Source data:
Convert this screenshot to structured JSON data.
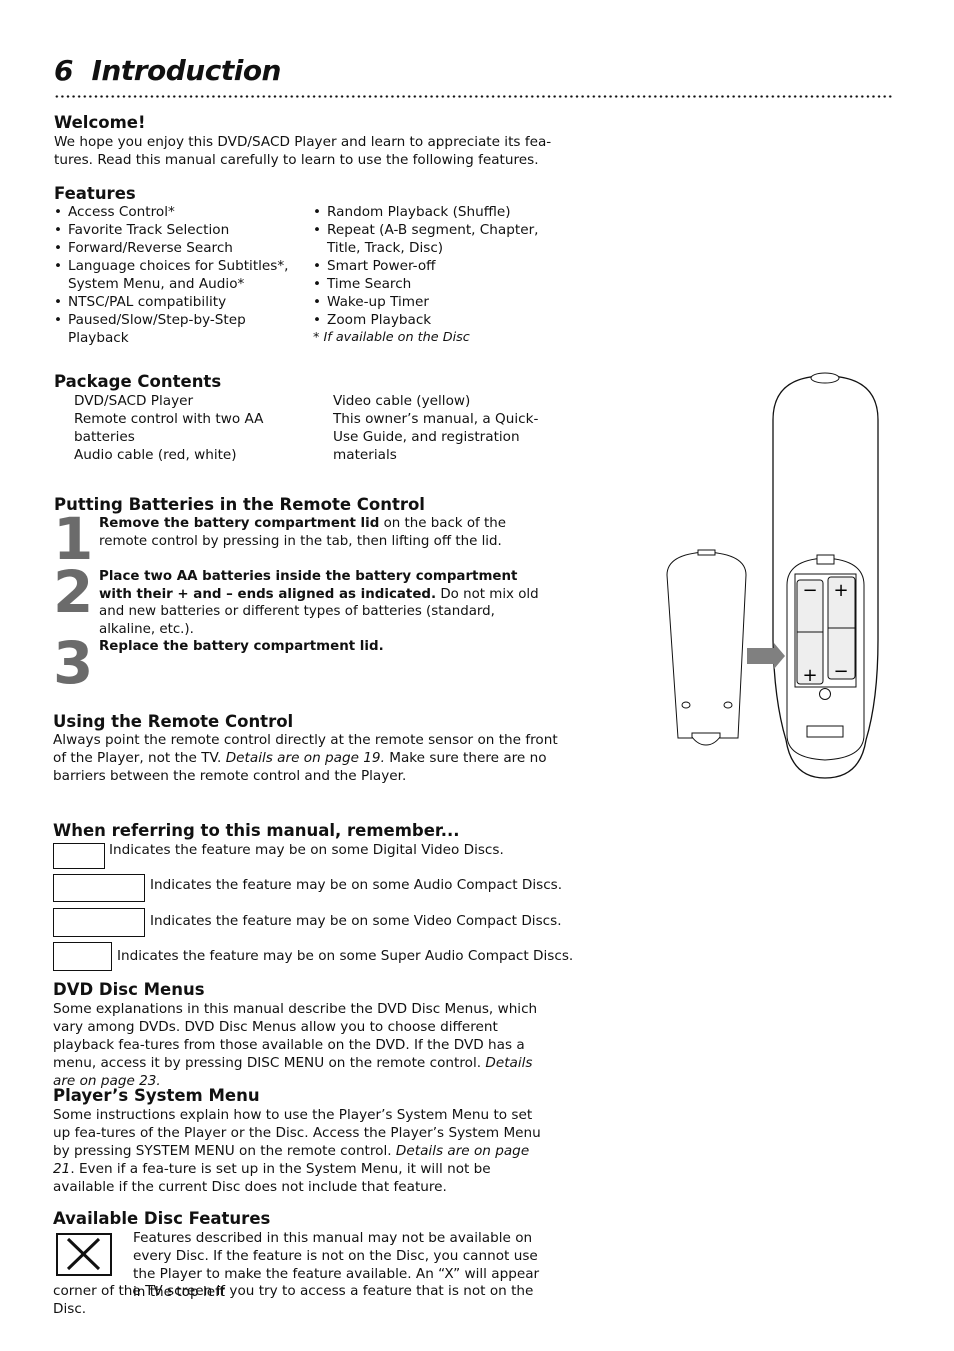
{
  "page": {
    "number": "6",
    "title": "Introduction"
  },
  "welcome": {
    "heading": "Welcome!",
    "text": "We hope you enjoy this DVD/SACD Player and learn to appreciate its fea-tures. Read this manual carefully to learn to use the following features."
  },
  "features": {
    "heading": "Features",
    "left": [
      "Access Control*",
      "Favorite Track Selection",
      "Forward/Reverse Search",
      "Language choices for Subtitles*, System Menu, and Audio*",
      "NTSC/PAL compatibility",
      "Paused/Slow/Step-by-Step Playback"
    ],
    "right": [
      "Random Playback (Shuffle)",
      "Repeat (A-B segment, Chapter, Title, Track, Disc)",
      "Smart Power-off",
      "Time Search",
      "Wake-up Timer",
      "Zoom Playback"
    ],
    "footnote": "* If available on the Disc"
  },
  "package": {
    "heading": "Package Contents",
    "left": [
      "DVD/SACD Player",
      "Remote control with two AA batteries",
      "Audio cable (red, white)"
    ],
    "right": [
      "Video cable (yellow)",
      "This owner’s manual, a Quick-Use Guide, and registration materials"
    ]
  },
  "batteries": {
    "heading": "Putting Batteries in the Remote Control",
    "steps": [
      {
        "num": "1",
        "bold": "Remove the battery compartment lid",
        "rest": " on the back of the remote control by pressing in the tab, then lifting off the lid."
      },
      {
        "num": "2",
        "bold": "Place two AA batteries inside the battery compartment with their + and – ends aligned as indicated.",
        "rest": " Do not mix old and new batteries or different types of batteries (standard, alkaline, etc.)."
      },
      {
        "num": "3",
        "bold": "Replace the battery compartment lid.",
        "rest": ""
      }
    ]
  },
  "using": {
    "heading": "Using the Remote Control",
    "text1": "Always point the remote control directly at the remote sensor on the front of the Player, not the TV. ",
    "ref": "Details are on page 19.",
    "text2": " Make sure there are no barriers between the remote control and the Player."
  },
  "referring": {
    "heading": "When referring to this manual, remember...",
    "items": [
      "Indicates the feature may be on some Digital Video Discs.",
      "Indicates the feature may be on some Audio Compact Discs.",
      "Indicates the feature may be on some Video Compact Discs.",
      "Indicates the feature may be on some Super Audio Compact Discs."
    ]
  },
  "dvd_menus": {
    "heading": "DVD Disc Menus",
    "text": "Some explanations in this manual describe the DVD Disc Menus, which vary among DVDs. DVD Disc Menus allow you to choose different playback fea-tures from those available on the DVD. If the DVD has a menu, access it by pressing DISC MENU on the remote control. ",
    "ref": "Details are on page 23."
  },
  "system_menu": {
    "heading": "Player’s System Menu",
    "text1": "Some instructions explain how to use the Player’s System Menu to set up fea-tures of the Player or the Disc. Access the Player’s System Menu by pressing SYSTEM MENU on the remote control. ",
    "ref": "Details are on page 21",
    "text2": ". Even if a fea-ture is set up in the System Menu, it will not be available if the current Disc does not include that feature."
  },
  "available": {
    "heading": "Available Disc Features",
    "text_top": "Features described in this manual may not be available on every Disc. If the feature is not on the Disc, you cannot use the Player to make the feature available. An “X” will appear in the top left",
    "text_bottom": "corner of the TV screen if you try to access a feature that is not on the Disc."
  },
  "illustration": {
    "battery_labels": {
      "minus": "−",
      "plus": "+"
    }
  },
  "colors": {
    "text": "#111111",
    "step_number": "#6b6b6b",
    "arrow": "#808080",
    "battery_fill": "#eeeeee"
  }
}
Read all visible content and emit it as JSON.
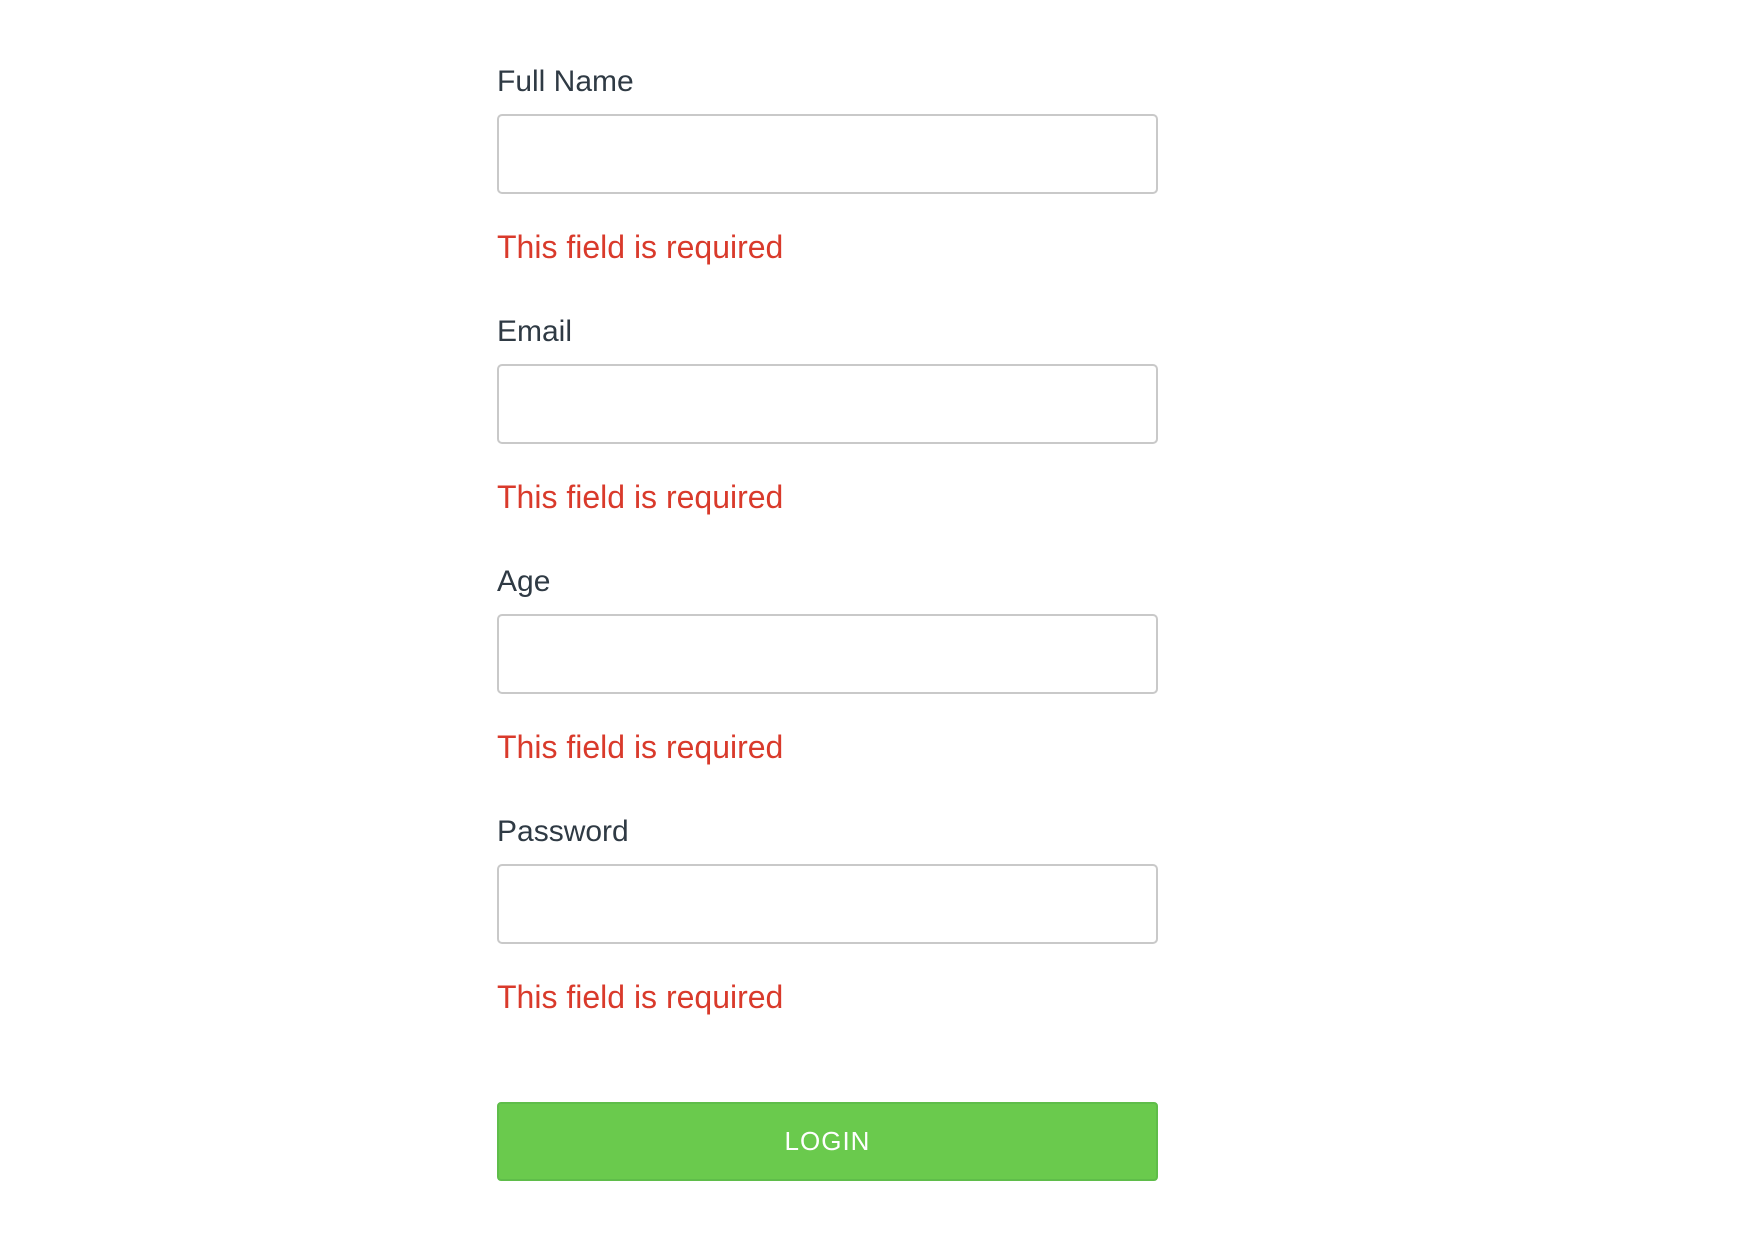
{
  "colors": {
    "error": "#d93a2b",
    "button_bg": "#6aca4d"
  },
  "form": {
    "fields": [
      {
        "label": "Full Name",
        "value": "",
        "error": "This field is required"
      },
      {
        "label": "Email",
        "value": "",
        "error": "This field is required"
      },
      {
        "label": "Age",
        "value": "",
        "error": "This field is required"
      },
      {
        "label": "Password",
        "value": "",
        "error": "This field is required"
      }
    ],
    "submit_label": "LOGIN"
  }
}
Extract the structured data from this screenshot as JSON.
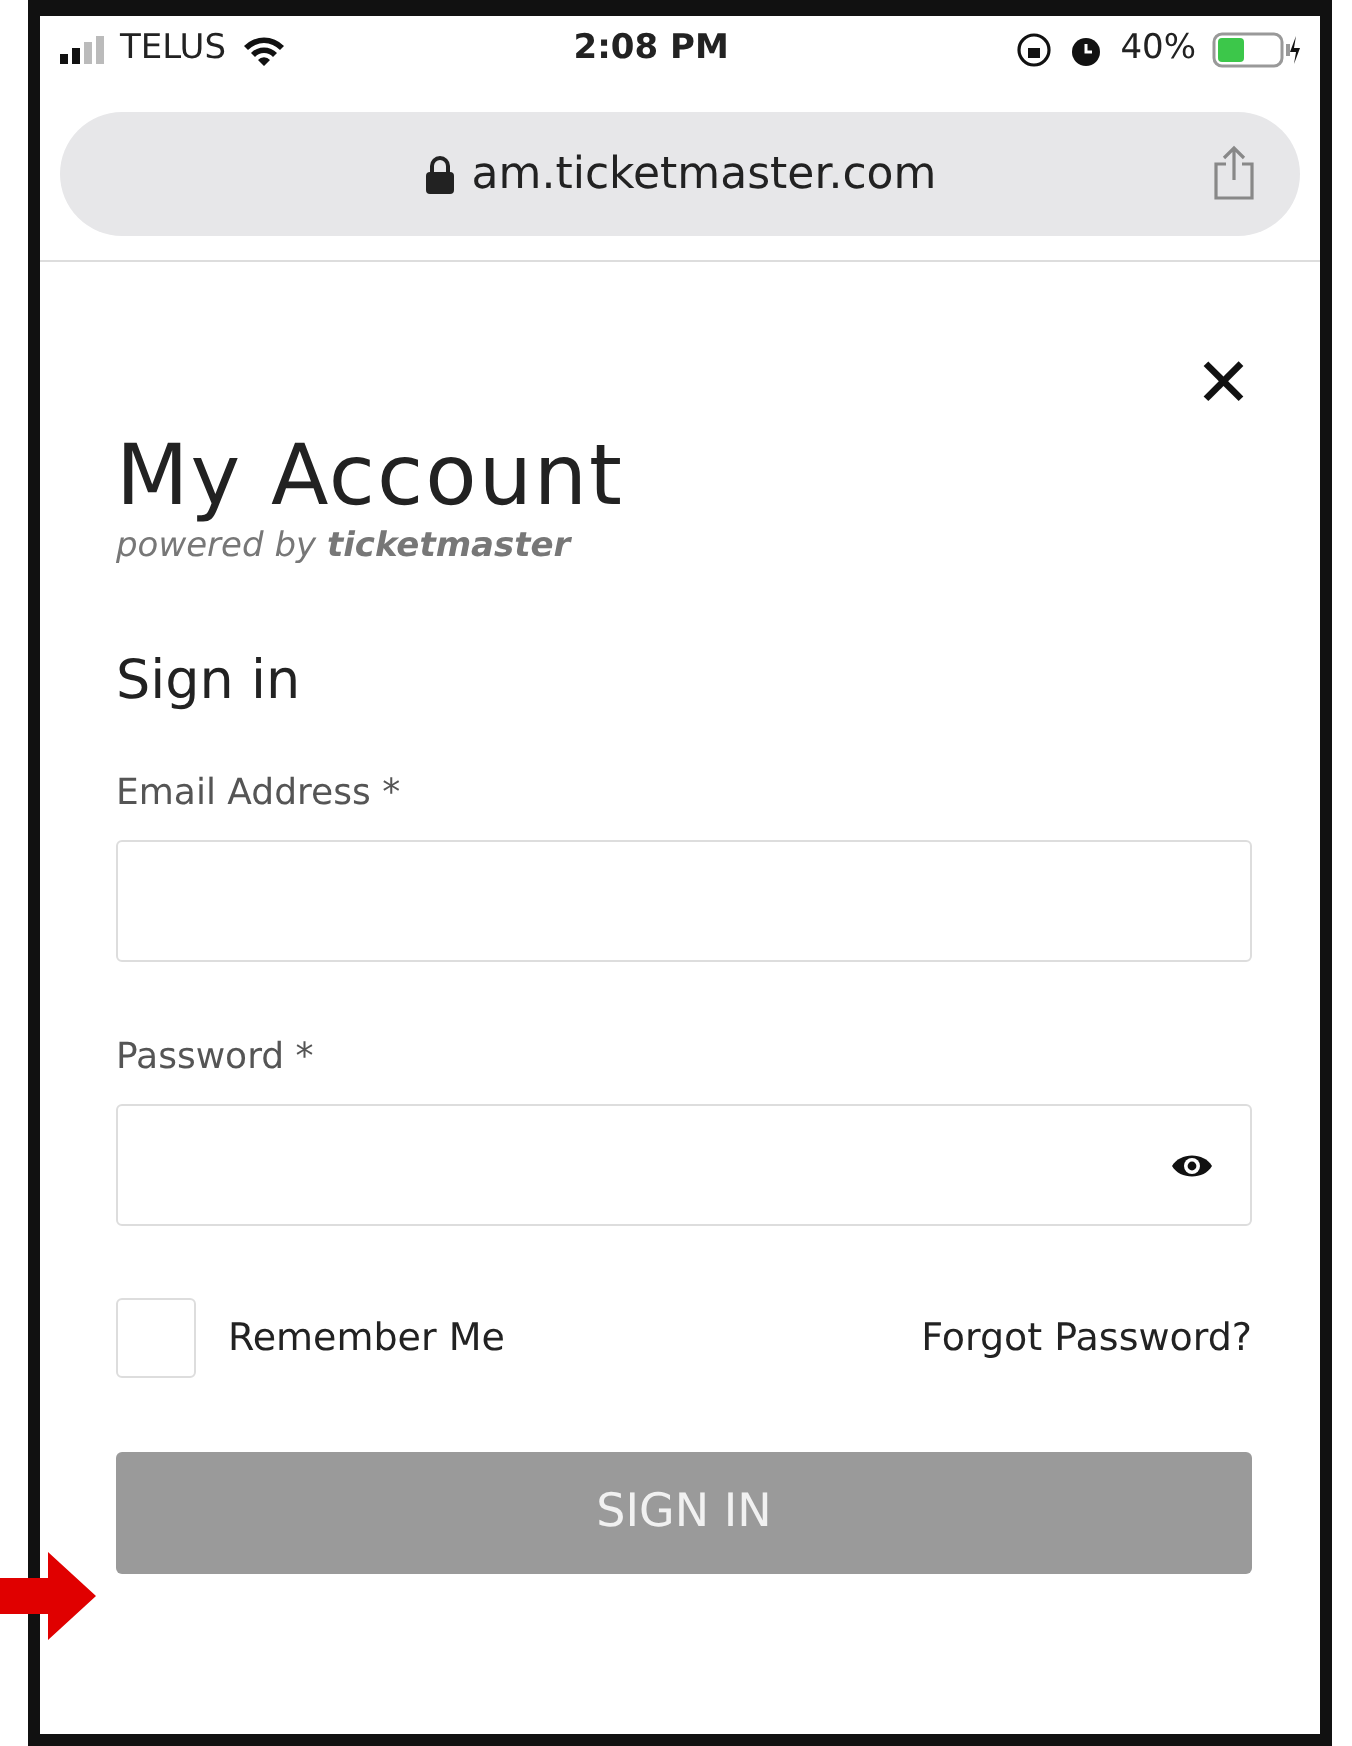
{
  "status_bar": {
    "carrier": "TELUS",
    "time": "2:08 PM",
    "battery": "40%"
  },
  "address_bar": {
    "url": "am.ticketmaster.com"
  },
  "page": {
    "close": "✕",
    "title": "My Account",
    "powered_by": "powered by **ticketmaster**",
    "heading": "Sign in",
    "fields": [
      {
        "label": "Email Address *",
        "kind": "email"
      },
      {
        "label": "Password *",
        "kind": "password"
      }
    ],
    "remember": {
      "label": "Remember Me",
      "checked": false
    },
    "forgot": "Forgot Password?",
    "submit": {
      "label": "SIGN IN",
      "disabled": true
    }
  }
}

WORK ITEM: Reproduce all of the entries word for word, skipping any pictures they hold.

REPLY:
Convert this screenshot to structured JSON data.
{
  "page": {
    "number": "6",
    "title": "Introduction"
  },
  "welcome": {
    "heading": "Welcome!",
    "text": "We hope you enjoy this DVD/SACD Player and learn to appreciate its fea-tures. Read this manual carefully to learn to use the following features."
  },
  "features": {
    "heading": "Features",
    "left": [
      "Access Control*",
      "Favorite Track Selection",
      "Forward/Reverse Search",
      "Language choices for Subtitles*, System Menu, and Audio*",
      "NTSC/PAL compatibility",
      "Paused/Slow/Step-by-Step Playback"
    ],
    "right": [
      "Random Playback (Shuffle)",
      "Repeat (A-B segment, Chapter, Title, Track, Disc)",
      "Smart Power-off",
      "Time Search",
      "Wake-up Timer",
      "Zoom Playback"
    ],
    "footnote": "* If available on the Disc"
  },
  "package": {
    "heading": "Package Contents",
    "left": [
      "DVD/SACD Player",
      "Remote control with two AA batteries",
      "Audio cable (red, white)"
    ],
    "right": [
      "Video cable (yellow)",
      "This owner’s manual, a Quick-Use Guide, and registration materials"
    ]
  },
  "batteries": {
    "heading": "Putting Batteries in the Remote Control",
    "steps": [
      {
        "num": "1",
        "bold": "Remove the battery compartment lid",
        "rest": " on the back of the remote control by pressing in the tab, then lifting off the lid."
      },
      {
        "num": "2",
        "bold": "Place two AA batteries inside the battery compartment with their + and – ends aligned as indicated.",
        "rest": " Do not mix old and new batteries or different types of batteries (standard, alkaline, etc.)."
      },
      {
        "num": "3",
        "bold": "Replace the battery compartment lid.",
        "rest": ""
      }
    ]
  },
  "using": {
    "heading": "Using the Remote Control",
    "text1": "Always point the remote control directly at the remote sensor on the front of the Player, not the TV. ",
    "ref": "Details are on page 19.",
    "text2": " Make sure there are no barriers between the remote control and the Player."
  },
  "referring": {
    "heading": "When referring to this manual, remember...",
    "items": [
      "Indicates the feature may be on some Digital Video Discs.",
      "Indicates the feature may be on some Audio Compact Discs.",
      "Indicates the feature may be on some Video Compact Discs.",
      "Indicates the feature may be on some Super Audio Compact Discs."
    ]
  },
  "dvd_menus": {
    "heading": "DVD Disc Menus",
    "text": "Some explanations in this manual describe the DVD Disc Menus, which vary among DVDs. DVD Disc Menus allow you to choose different playback fea-tures from those available on the DVD. If the DVD has a menu, access it by pressing DISC MENU on the remote control. ",
    "ref": "Details are on page 23."
  },
  "system_menu": {
    "heading": "Player’s System Menu",
    "text1": "Some instructions explain how to use the Player’s System Menu to set up fea-tures of the Player or the Disc. Access the Player’s System Menu by pressing SYSTEM MENU on the remote control. ",
    "ref": "Details are on page 21",
    "text2": ". Even if a fea-ture is set up in the System Menu, it will not be available if the current Disc does not include that feature."
  },
  "available": {
    "heading": "Available Disc Features",
    "text_top": "Features described in this manual may not be available on every Disc. If the feature is not on the Disc, you cannot use the Player to make the feature available. An “X” will appear in the top left",
    "text_bottom": "corner of the TV screen if you try to access a feature that is not on the Disc."
  },
  "illustration": {
    "battery_labels": {
      "minus": "−",
      "plus": "+"
    }
  },
  "colors": {
    "text": "#111111",
    "step_number": "#6b6b6b",
    "arrow": "#808080",
    "battery_fill": "#eeeeee"
  }
}
Read all visible content and emit it as JSON.
{
  "colors": {
    "error": "#d93a2b",
    "button_bg": "#6aca4d"
  },
  "form": {
    "fields": [
      {
        "label": "Full Name",
        "value": "",
        "error": "This field is required"
      },
      {
        "label": "Email",
        "value": "",
        "error": "This field is required"
      },
      {
        "label": "Age",
        "value": "",
        "error": "This field is required"
      },
      {
        "label": "Password",
        "value": "",
        "error": "This field is required"
      }
    ],
    "submit_label": "LOGIN"
  }
}
Extract the structured data from this screenshot as JSON.
{
  "status_bar": {
    "carrier": "TELUS",
    "time": "2:08 PM",
    "battery": "40%"
  },
  "address_bar": {
    "url": "am.ticketmaster.com"
  },
  "page": {
    "close": "✕",
    "title": "My Account",
    "powered_by": "powered by **ticketmaster**",
    "heading": "Sign in",
    "fields": [
      {
        "label": "Email Address *",
        "kind": "email"
      },
      {
        "label": "Password *",
        "kind": "password"
      }
    ],
    "remember": {
      "label": "Remember Me",
      "checked": false
    },
    "forgot": "Forgot Password?",
    "submit": {
      "label": "SIGN IN",
      "disabled": true
    }
  }
}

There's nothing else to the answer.